Tools Needed:

To Zero a Cutter:

  1. Rotate the micrometer to the right until you no longer hear the 'clicks' created by the micrometer and the micrometer stop.

  2. Rotate the micrometer back to the left until the zero (0) lines up with the micrometer stop.

  3. Rotate the micrometer to the left three complete turns (passing zero (0) twice and then stopping on zero (0) on the last rotation).

  4. Install a cutter in the spindle.

  5. Place the flat piece of engraving stock under the nose cone and hold it flush to the bottom of the nose cone. (If the cutter is protruding beyond the bottom of the nose cone, you will have raise it by loosening the set screw in the brass cutter knob with the cutter wrench, and pushing or pulling the cutter up into the spindle)

It may be easier to move the Spindle out over the engraving area, and bring the nose cone down to the material surface rather then using a flat piece of material. This requires fewer 'hands' and will speed up this process for zeroing many cutters. Depending on your experience level in the Xenetech software, you can use the power of the machine to place the Spindle over the engraving surface and pause it, or simply place the 'STEPPER MOTOR' switch on the Pendant to 'OFF' and manually move the X, Y, and Z axes by rotating their respective knobs (see pages 2 and 3 in chapter 1). REMEMBER to place this switch back to the 'AUTO' or 'LOCK' position.

  1. Loosen the set screw in the brass cutter knob with the cutter wrench, and lower the cutter so that it rests flush with the bottom of the nose cone (the tip of the cutter will be sitting on the flat piece of engraving stock). Note: If using a collet spindle, you may have to loosen the Draw Bar to release the clamping of the cutter by the Collet in order to complete this step.

  2. Retighten set screw in the brass cutter knob.  Repeat steps 4 through 8 for the rest of your cutters.

 

Setting Engraving Depth

 

With your cutters now 'zeroed', it is a simple matter of 'dialing in' the correct depth using the micrometer.
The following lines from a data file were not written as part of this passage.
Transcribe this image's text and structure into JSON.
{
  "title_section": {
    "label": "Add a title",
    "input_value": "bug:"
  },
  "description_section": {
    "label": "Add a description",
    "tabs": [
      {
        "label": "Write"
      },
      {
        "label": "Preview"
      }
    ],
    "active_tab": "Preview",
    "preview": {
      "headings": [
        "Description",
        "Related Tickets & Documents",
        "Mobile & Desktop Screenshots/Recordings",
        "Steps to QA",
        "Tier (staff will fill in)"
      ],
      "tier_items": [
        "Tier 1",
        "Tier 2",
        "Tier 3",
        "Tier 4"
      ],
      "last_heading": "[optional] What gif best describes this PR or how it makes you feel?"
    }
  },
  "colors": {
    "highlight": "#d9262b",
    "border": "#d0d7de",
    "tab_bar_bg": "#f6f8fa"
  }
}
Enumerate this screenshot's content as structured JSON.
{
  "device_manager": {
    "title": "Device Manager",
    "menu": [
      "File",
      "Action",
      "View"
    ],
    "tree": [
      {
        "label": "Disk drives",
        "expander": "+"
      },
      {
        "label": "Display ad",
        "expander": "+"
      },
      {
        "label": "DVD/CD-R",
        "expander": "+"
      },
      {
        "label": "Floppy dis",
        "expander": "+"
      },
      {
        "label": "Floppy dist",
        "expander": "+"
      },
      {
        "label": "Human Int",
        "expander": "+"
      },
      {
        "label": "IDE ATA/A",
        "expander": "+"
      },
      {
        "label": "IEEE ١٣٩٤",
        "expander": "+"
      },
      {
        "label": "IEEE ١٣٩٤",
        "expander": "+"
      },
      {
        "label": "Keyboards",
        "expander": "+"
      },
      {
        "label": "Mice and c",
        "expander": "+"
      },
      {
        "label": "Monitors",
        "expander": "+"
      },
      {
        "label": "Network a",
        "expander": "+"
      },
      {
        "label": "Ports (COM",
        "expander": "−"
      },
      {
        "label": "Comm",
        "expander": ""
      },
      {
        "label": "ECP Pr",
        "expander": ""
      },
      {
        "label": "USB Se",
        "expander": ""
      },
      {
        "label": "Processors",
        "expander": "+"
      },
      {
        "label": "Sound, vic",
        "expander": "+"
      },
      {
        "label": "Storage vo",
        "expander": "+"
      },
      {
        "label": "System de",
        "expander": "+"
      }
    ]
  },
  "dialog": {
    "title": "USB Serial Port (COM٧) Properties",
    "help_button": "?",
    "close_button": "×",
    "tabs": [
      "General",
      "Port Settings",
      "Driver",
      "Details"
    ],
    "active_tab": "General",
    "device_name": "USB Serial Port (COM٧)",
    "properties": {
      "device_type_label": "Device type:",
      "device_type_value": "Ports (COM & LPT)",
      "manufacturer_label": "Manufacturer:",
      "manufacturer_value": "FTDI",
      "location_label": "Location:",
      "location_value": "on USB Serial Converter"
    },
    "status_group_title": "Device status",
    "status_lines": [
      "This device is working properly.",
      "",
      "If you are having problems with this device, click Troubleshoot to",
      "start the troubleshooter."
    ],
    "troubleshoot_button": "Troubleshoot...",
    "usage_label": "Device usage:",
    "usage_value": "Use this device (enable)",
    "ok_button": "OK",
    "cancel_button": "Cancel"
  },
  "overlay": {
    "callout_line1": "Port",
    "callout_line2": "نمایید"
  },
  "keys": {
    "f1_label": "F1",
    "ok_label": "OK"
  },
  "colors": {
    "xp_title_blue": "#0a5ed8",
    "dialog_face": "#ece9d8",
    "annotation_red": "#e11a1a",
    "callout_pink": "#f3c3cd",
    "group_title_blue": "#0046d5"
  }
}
Please note that this procedure for setting an engraving depth is valid only when using zeroed cutters and using the nose cone to control your engraving depth (standard steel nose cone or vacuum foot).

  1. Install the desired cutter.

  2. Determine the desired depth you wish to engrave based on the material and application (in thousandths of an inch, i.e. 0.020 = 20 thousandths of an inch).

  3. Rotate the micrometer to the right from the zero location 20 'clicks'. One 'click' on the micrometer represents 1/1000th of an inch (0.001 inches). The micrometer should display twenty (20) at the position of the micrometer stop.

It is good practice to return the micrometer back to the zero location after use of the engraver. In the above example, rotate the micrometer back to the left twenty 'clicks'.

 

The above procedure describes depth settings based on the use of a nose cone. There may be occasions where a nose cone may not be desirable (for burnishing on engravers brass or aluminum, or milling into brass or aluminum). To set the depth in these occasions, see Using Manual Cutter Set.